  4. Adding a defensive tackle that is under 300 lbs who is "gutsy" and "plays until the whistle blows" and "can tend to be enveloped by larger lineman."

Wednesday, April 23, 2008

Shaun of the Dead



It's official. The most prolific runner in Seahawks history has been unceremoniously kicked to the curb. I have spent a fair amount of time criticizing Alexander over the years for being a lamb when I wanted a lion in the backfield. I never reached the point that some fans did, actively disliking him while benefiting from his brilliant results. From the moment he stepped on the field as a short yardage, goal line back in place of Ricky Watters (examine the irony there for a second), Alexander produced.

Part of Alexander's curse was that nobody could understand why he was so productive. Articles started popping up examining his above average lateral vision, grasping for any explanation for what they were seeing. This confounding of fans and media made it impossible for them to imagine what Alexander might do or forecast his potential. Capturing the imagination of fans is a key part of becoming a fan favorite. People love to buy "player futures" where they see something in a player that allows them to project what they could become or how they may perform against an opponent. That was next to impossible with Alexander. He just ran, and often ran into the endzone. His propensity for visiting that 6-point rectangle was the closest he got to being predictable, and predictably, that was where fans were most in his corner.

People would scream when Holmgren would take him out inside the 20. I never heard people scream when he was pulled elsewhere. In fact, I often heard people calling for him to be pulled.

The most saddening part of this story was how a town could turn so completely on a past hero. He is our only Seahawk MVP. He may be the next Seahawk in the Hall of Fame. He was a significant contributor in the community. And yet, all of that was set aside because he was a soft runner with an aloof, sometimes arrogant, persona. This is not a guy I would have liked to hang out with, but his contributions were undeniable and I appreciate all of them.

I will remember Shaun Alexander as an all-time runner who made the most of what will likely be the best offensive line in Seahawks history. I will remember that his decline coincided with the worst front office move in Seahawks history that yanked a Hall of Fame guard off the line.

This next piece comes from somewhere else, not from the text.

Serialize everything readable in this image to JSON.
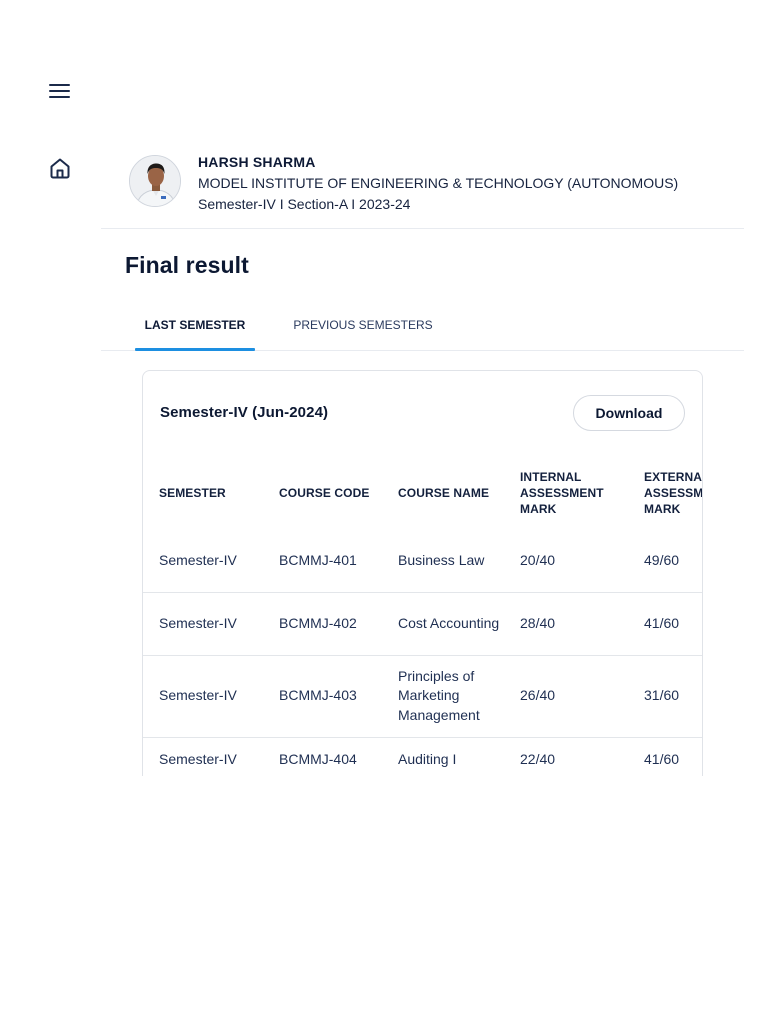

The next chapter is sure to be a decline in the running game. It's well documented on this blog that I don't think much of Julius Jones, T.J. Duckett or Maurice Morris. Unless we get Jonathan Stewart of Darren McFadden, our running game will no longer be something that can win a game. The top end potential for our backs is not even the Pro Bowl, let alone MVP. Many Seahawks fans will look back in a few years time and wonder how they could have shuttled a player of Alexander's caliber out of town.

I'm already there...